Highlighting that fire and rehire is "an extreme step that can seriously damage working relations and has significant legal risks for organisations", Acas urges employers to "thoroughly explore all other options first and make every effort to reach agreement with staff on any contract changes". Organisations considering changes should: fully consult with all affected staff and their representatives in a genuine and meaningful way; help maintain good workplace relations by allowing staff to understand the reasons behind the proposed changes; and provide them with an opportunity to give their views. Where reaching an agreement is proving difficult, the Acas advice includes tips on how to keep discussions constructive, explore alternative options to reach a compromise and stay focused on trying to reach consensus.
The guidance also highlights the risks of using fire and rehire practices, including that it may be harder for both sides to reach a negotiated solution if employees feel "threatened", expensive legal claims where staff feel they have been unfairly dismissed or discriminated against, reputational damage with the consequent impact on recruitment, immediate and long-lasting damage to trust with staff, and the loss of valued staff.
Living Wage increases
The media this week has highlighted the increase to the Living Wage an independently calculated wage "based on what people need to get by"; this now stands at £11.05 in London and £9.90 outside of London.
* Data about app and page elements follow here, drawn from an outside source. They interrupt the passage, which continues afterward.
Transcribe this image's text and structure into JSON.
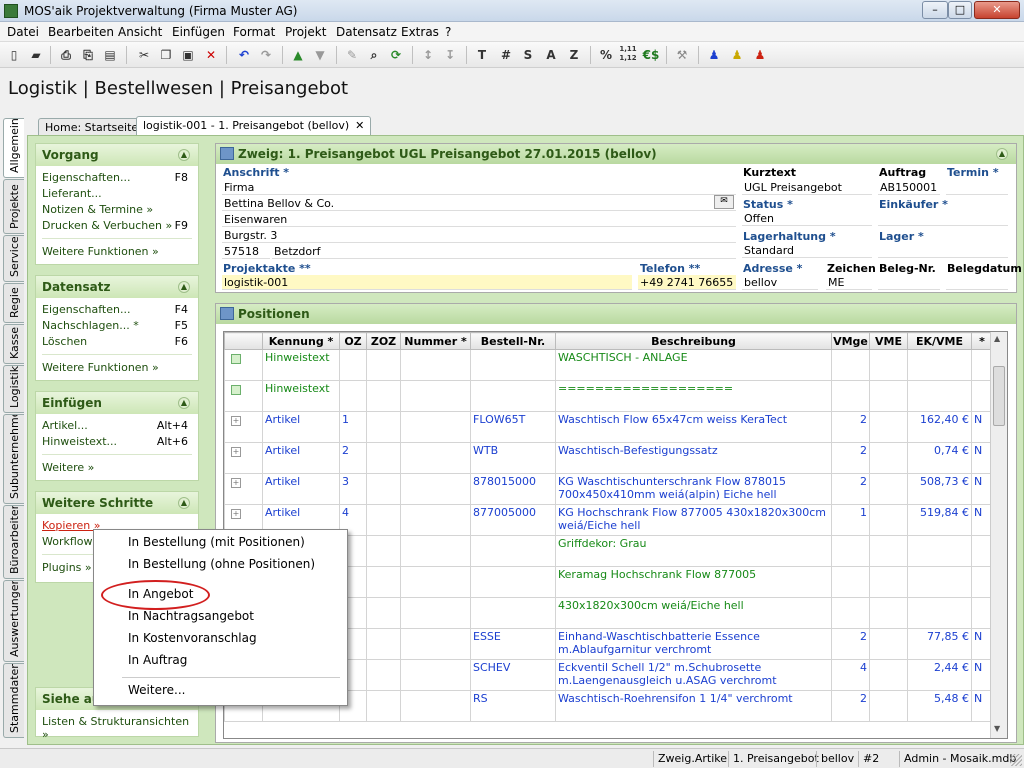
{
  "window": {
    "title": "MOS'aik Projektverwaltung (Firma Muster AG)",
    "buttons": {
      "min": "–",
      "max": "□",
      "close": "✕"
    }
  },
  "menu": [
    "Datei",
    "Bearbeiten",
    "Ansicht",
    "Einfügen",
    "Format",
    "Projekt",
    "Datensatz",
    "Extras",
    "?"
  ],
  "toolbar": {
    "text_buttons": [
      "T",
      "#",
      "S",
      "A",
      "Z",
      "%",
      "1,11\n1,12",
      "€$"
    ]
  },
  "page_title": "Logistik | Bestellwesen | Preisangebot",
  "tabs": [
    {
      "label": "Home: Startseite"
    },
    {
      "label": "logistik-001 - 1. Preisangebot (bellov)",
      "close": "✕"
    }
  ],
  "vertical_tabs": [
    "Allgemein",
    "Projekte",
    "Service",
    "Regie",
    "Kasse",
    "Logistik",
    "Subunternehmer",
    "Büroarbeiten",
    "Auswertungen",
    "Stammdaten"
  ],
  "sidebar": {
    "vorgang": {
      "title": "Vorgang",
      "items": [
        {
          "label": "Eigenschaften...",
          "key": "F8"
        },
        {
          "label": "Lieferant...",
          "key": ""
        },
        {
          "label": "Notizen & Termine »",
          "key": ""
        },
        {
          "label": "Drucken & Verbuchen »",
          "key": "F9"
        }
      ],
      "more": "Weitere Funktionen »"
    },
    "datensatz": {
      "title": "Datensatz",
      "items": [
        {
          "label": "Eigenschaften...",
          "key": "F4"
        },
        {
          "label": "Nachschlagen... *",
          "key": "F5"
        },
        {
          "label": "Löschen",
          "key": "F6"
        }
      ],
      "more": "Weitere Funktionen »"
    },
    "einfuegen": {
      "title": "Einfügen",
      "items": [
        {
          "label": "Artikel...",
          "key": "Alt+4"
        },
        {
          "label": "Hinweistext...",
          "key": "Alt+6"
        }
      ],
      "more": "Weitere »"
    },
    "weitere_schritte": {
      "title": "Weitere Schritte",
      "items": [
        "Kopieren »",
        "Workflow a",
        "Plugins »"
      ]
    },
    "siehe": {
      "title": "Siehe auc",
      "items": [
        "Listen & Strukturansichten »"
      ]
    }
  },
  "header_section": {
    "title": "Zweig: 1. Preisangebot UGL Preisangebot 27.01.2015 (bellov)",
    "labels": {
      "anschrift": "Anschrift *",
      "kurztext": "Kurztext",
      "auftrag": "Auftrag",
      "termin": "Termin *",
      "status": "Status *",
      "einkaeufer": "Einkäufer *",
      "lagerhaltung": "Lagerhaltung *",
      "lager": "Lager *",
      "projektakte": "Projektakte **",
      "telefon": "Telefon **",
      "adresse": "Adresse *",
      "zeichen": "Zeichen",
      "belegnr": "Beleg-Nr.",
      "belegdatum": "Belegdatum"
    },
    "values": {
      "address_lines": [
        "Firma",
        "Bettina Bellov & Co.",
        "Eisenwaren",
        "Burgstr. 3"
      ],
      "plz": "57518",
      "ort": "Betzdorf",
      "kurztext": "UGL Preisangebot",
      "auftrag": "AB150001",
      "termin": "",
      "status": "Offen",
      "einkaeufer": "",
      "lagerhaltung": "Standard",
      "lager": "",
      "projektakte": "logistik-001",
      "telefon": "+49 2741 76655",
      "adresse": "bellov",
      "zeichen": "ME",
      "belegnr": "",
      "belegdatum": ""
    }
  },
  "positions": {
    "title": "Positionen",
    "columns": [
      "",
      "Kennung *",
      "OZ",
      "ZOZ",
      "Nummer *",
      "Bestell-Nr.",
      "Beschreibung",
      "VMge",
      "VME",
      "EK/VME",
      "*"
    ],
    "rows": [
      {
        "box": "g",
        "kennung": "Hinweistext",
        "oz": "",
        "bestell": "",
        "desc": "WASCHTISCH - ANLAGE",
        "vmge": "",
        "ek": "",
        "flag": "",
        "type": "hint"
      },
      {
        "box": "g",
        "kennung": "Hinweistext",
        "oz": "",
        "bestell": "",
        "desc": "===================",
        "vmge": "",
        "ek": "",
        "flag": "",
        "type": "hint"
      },
      {
        "box": "p",
        "kennung": "Artikel",
        "oz": "1",
        "bestell": "FLOW65T",
        "desc": "Waschtisch Flow 65x47cm weiss KeraTect",
        "vmge": "2",
        "ek": "162,40 €",
        "flag": "N",
        "type": "art"
      },
      {
        "box": "p",
        "kennung": "Artikel",
        "oz": "2",
        "bestell": "WTB",
        "desc": "Waschtisch-Befestigungssatz",
        "vmge": "2",
        "ek": "0,74 €",
        "flag": "N",
        "type": "art"
      },
      {
        "box": "p",
        "kennung": "Artikel",
        "oz": "3",
        "bestell": "878015000",
        "desc": "KG Waschtischunterschrank Flow 878015 700x450x410mm weiá(alpin) Eiche hell",
        "vmge": "2",
        "ek": "508,73 €",
        "flag": "N",
        "type": "art"
      },
      {
        "box": "p",
        "kennung": "Artikel",
        "oz": "4",
        "bestell": "877005000",
        "desc": "KG Hochschrank Flow 877005 430x1820x300cm weiá/Eiche hell",
        "vmge": "1",
        "ek": "519,84 €",
        "flag": "N",
        "type": "art"
      },
      {
        "box": "",
        "kennung": "",
        "oz": "",
        "bestell": "",
        "desc": "Griffdekor: Grau",
        "vmge": "",
        "ek": "",
        "flag": "",
        "type": "hint"
      },
      {
        "box": "",
        "kennung": "",
        "oz": "",
        "bestell": "",
        "desc": "Keramag Hochschrank Flow 877005",
        "vmge": "",
        "ek": "",
        "flag": "",
        "type": "hint"
      },
      {
        "box": "",
        "kennung": "",
        "oz": "",
        "bestell": "",
        "desc": "430x1820x300cm weiá/Eiche hell",
        "vmge": "",
        "ek": "",
        "flag": "",
        "type": "hint"
      },
      {
        "box": "",
        "kennung": "",
        "oz": "",
        "bestell": "ESSE",
        "desc": "Einhand-Waschtischbatterie Essence m.Ablaufgarnitur verchromt",
        "vmge": "2",
        "ek": "77,85 €",
        "flag": "N",
        "type": "art"
      },
      {
        "box": "",
        "kennung": "",
        "oz": "",
        "bestell": "SCHEV",
        "desc": "Eckventil Schell 1/2\" m.Schubrosette m.Laengenausgleich u.ASAG verchromt",
        "vmge": "4",
        "ek": "2,44 €",
        "flag": "N",
        "type": "art"
      },
      {
        "box": "",
        "kennung": "",
        "oz": "",
        "bestell": "RS",
        "desc": "Waschtisch-Roehrensifon 1 1/4\" verchromt",
        "vmge": "2",
        "ek": "5,48 €",
        "flag": "N",
        "type": "art"
      }
    ]
  },
  "context_menu": {
    "items": [
      "In Bestellung (mit Positionen)",
      "In Bestellung (ohne Positionen)",
      "In Angebot",
      "In Nachtragsangebot",
      "In Kostenvoranschlag",
      "In Auftrag",
      "Weitere..."
    ],
    "highlighted": "In Angebot"
  },
  "statusbar": [
    "Zweig.Artikel",
    "1. Preisangebot",
    "bellov",
    "#2",
    "Admin - Mosaik.mdb"
  ],
  "colors": {
    "accent_green": "#2e5a17",
    "link_blue": "#1b3fd0",
    "text_green": "#178a17",
    "highlight_red": "#d21f1f"
  }
}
This is separate to the statutory National Living Wage and National Minimum Wage rates which employers must comply with and which are set to increase in April 2022 as follows:
- National Living Wage: £9.50 (up from £8.91)
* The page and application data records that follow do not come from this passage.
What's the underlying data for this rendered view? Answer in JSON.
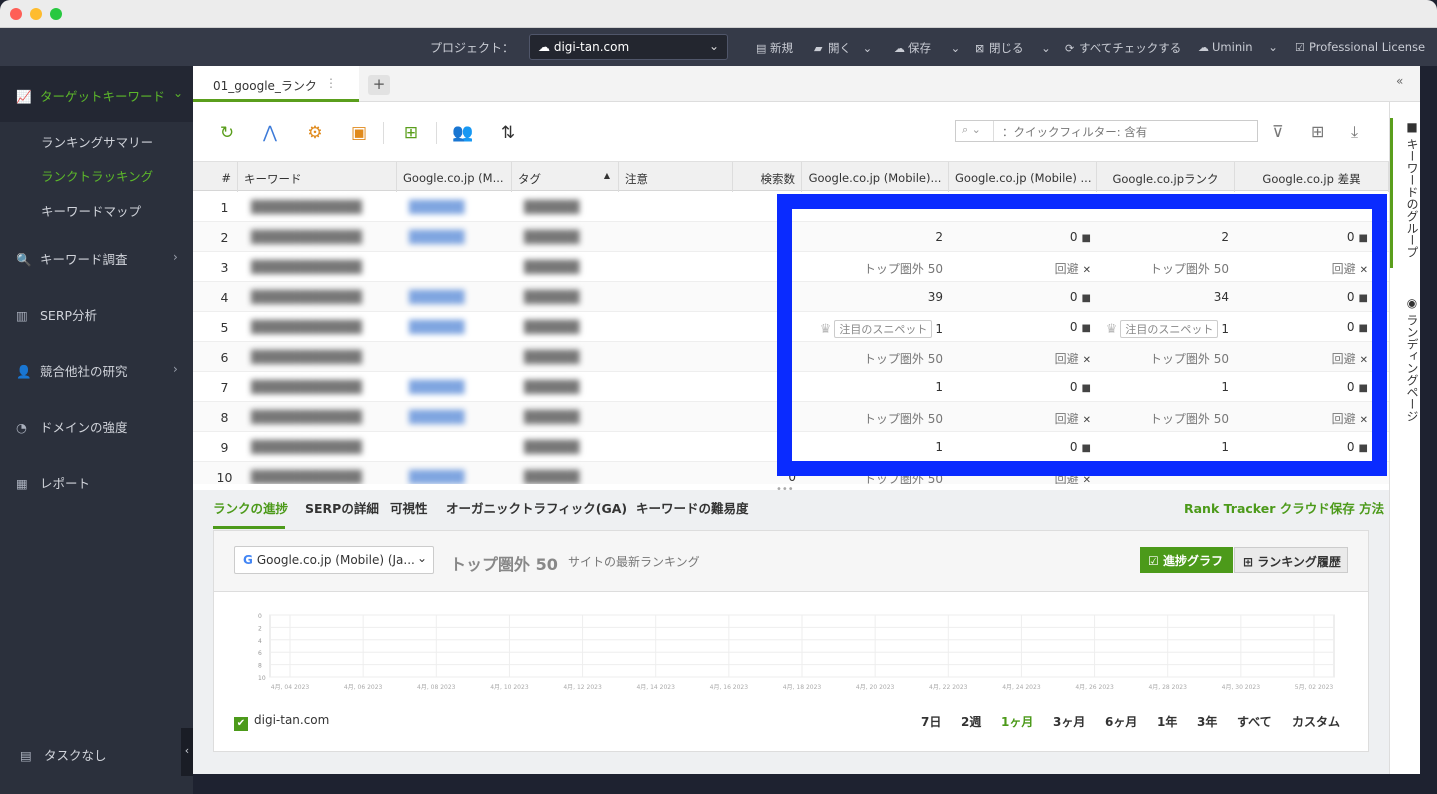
{
  "topbar": {
    "project_label": "プロジェクト：",
    "project_value": "digi-tan.com",
    "items": [
      {
        "label": "新規",
        "icon": "new-file-icon"
      },
      {
        "label": "開く",
        "icon": "open-folder-icon"
      },
      {
        "label": "保存",
        "icon": "cloud-save-icon"
      },
      {
        "label": "閉じる",
        "icon": "close-icon"
      },
      {
        "label": "すべてチェックする",
        "icon": "refresh-icon"
      },
      {
        "label": "Uminin",
        "icon": "user-icon"
      },
      {
        "label": "Professional License",
        "icon": "license-icon"
      }
    ]
  },
  "sidebar": {
    "active_section": "ターゲットキーワード",
    "sub_items": [
      "ランキングサマリー",
      "ランクトラッキング",
      "キーワードマップ"
    ],
    "sections": [
      "キーワード調査",
      "SERP分析",
      "競合他社の研究",
      "ドメインの強度",
      "レポート"
    ],
    "task_label": "タスクなし"
  },
  "tabs": {
    "active_tab": "01_google_ランク",
    "add_label": "+"
  },
  "filter": {
    "placeholder": "：クイックフィルター: 含有"
  },
  "table": {
    "headers": [
      "#",
      "キーワード",
      "Google.co.jp (M...",
      "タグ",
      "注意",
      "検索数",
      "Google.co.jp (Mobile)...",
      "Google.co.jp (Mobile) ...",
      "Google.co.jpランク",
      "Google.co.jp 差異"
    ],
    "snippet_label": "注目のスニペット",
    "rows": [
      {
        "n": "1",
        "search": "",
        "r1": "",
        "d1": "",
        "r2": "",
        "d2": ""
      },
      {
        "n": "2",
        "search": "",
        "r1": "2",
        "d1": "0",
        "r2": "2",
        "d2": "0"
      },
      {
        "n": "3",
        "search": "",
        "r1": "トップ圏外 50",
        "d1": "回避",
        "r2": "トップ圏外 50",
        "d2": "回避"
      },
      {
        "n": "4",
        "search": "",
        "r1": "39",
        "d1": "0",
        "r2": "34",
        "d2": "0"
      },
      {
        "n": "5",
        "search": "",
        "r1": "1",
        "d1": "0",
        "r2": "1",
        "d2": "0"
      },
      {
        "n": "6",
        "search": "",
        "r1": "トップ圏外 50",
        "d1": "回避",
        "r2": "トップ圏外 50",
        "d2": "回避"
      },
      {
        "n": "7",
        "search": "",
        "r1": "1",
        "d1": "0",
        "r2": "1",
        "d2": "0"
      },
      {
        "n": "8",
        "search": "",
        "r1": "トップ圏外 50",
        "d1": "回避",
        "r2": "トップ圏外 50",
        "d2": "回避"
      },
      {
        "n": "9",
        "search": "",
        "r1": "1",
        "d1": "0",
        "r2": "1",
        "d2": "0"
      },
      {
        "n": "10",
        "search": "0",
        "r1": "トップ圏外 50",
        "d1": "回避",
        "r2": "",
        "d2": ""
      }
    ]
  },
  "rail": {
    "items": [
      "キーワードのグループ",
      "ランディングページ"
    ]
  },
  "bottom": {
    "tabs": [
      "ランクの進捗",
      "SERPの詳細",
      "可視性",
      "オーガニックトラフィック(GA)",
      "キーワードの難易度"
    ],
    "rt_link": "Rank Tracker クラウド保存 方法",
    "engine": "Google.co.jp (Mobile) (Ja...",
    "rank_value": "トップ圏外 50",
    "rank_sub": "サイトの最新ランキング",
    "btn_progress": "進捗グラフ",
    "btn_history": "ランキング履歴",
    "legend_site": "digi-tan.com",
    "ranges": [
      "7日",
      "2週",
      "1ヶ月",
      "3ヶ月",
      "6ヶ月",
      "1年",
      "3年",
      "すべて",
      "カスタム"
    ],
    "active_range": "1ヶ月"
  },
  "chart_data": {
    "type": "line",
    "title": "",
    "xlabel": "",
    "ylabel": "",
    "y_ticks": [
      "0",
      "2",
      "4",
      "6",
      "8",
      "10"
    ],
    "x_ticks": [
      "4月, 04 2023",
      "4月, 06 2023",
      "4月, 08 2023",
      "4月, 10 2023",
      "4月, 12 2023",
      "4月, 14 2023",
      "4月, 16 2023",
      "4月, 18 2023",
      "4月, 20 2023",
      "4月, 22 2023",
      "4月, 24 2023",
      "4月, 26 2023",
      "4月, 28 2023",
      "4月, 30 2023",
      "5月, 02 2023"
    ],
    "series": [
      {
        "name": "digi-tan.com",
        "values": []
      }
    ]
  },
  "colors": {
    "accent": "#4c9a1a",
    "highlight": "#0a2bff"
  }
}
- Workers aged 21-22: £9.18 (up from £8.36)
- Workers aged 18-20: £6.83 (up from £6.56)
- Workers aged 16-17: £4.81 (up from £4.62)
- Apprentice rate: £4.81 (up from £4.30).
Immigration spotlight for November: The Global Mobility visa
The UK government recently announced plans to establish a "Global Mobility visa" in spring 2022. The aim of this new visa is to help overseas business establish a presence in the UK or to transfer its staff to the UK to undertake corporate work that a resident worker would not be able to undertake. This new visa route will build upon, and aims to simplify, the existing intra-company visa route (which since the changes in January 2021 is now considered by many as redundant), and is part of a much bigger picture to improve business mobility. The new visa will seek to consolidate the traditional intra-company transfer visa route and the other business mobility visas, such as business visitors and sole representatives, into a single more streamlined route. The new visa will be aimed at senior or specialist workers, graduate trainees, UK expansion workers, secondment workers and service suppliers.
The new route will still require the migrant worker to be sponsored by a UK business who has a sponsor licence, the jobs must be of the appropriate skill and salary threshold, and the migrant worker must be an existing employee with a minimum length of employment overseas. The employment will be flexible and the migrant worker will be able to switch into a permanent role and there will be no English language requirement, thus opening up the opportunity for more employees who will be eligible.
The benefit of this new route means that the sponsors will have more flexibility as to the migrant workers that they sponsor, and will give them greater flexibility in terms of visa length. This route also sets out to remove the Sole Representative route meaning that sponsors can send more than one worker to the UK, which has often been a limiting factor to many, and it gives a more streamlined transition into the sponsorship system for other visa types. The UK government is yet to set out the finer details of this route, but it looks to be one that is aimed at the more senior and specialist workers and, if it is done correctly, could be a significant step forward.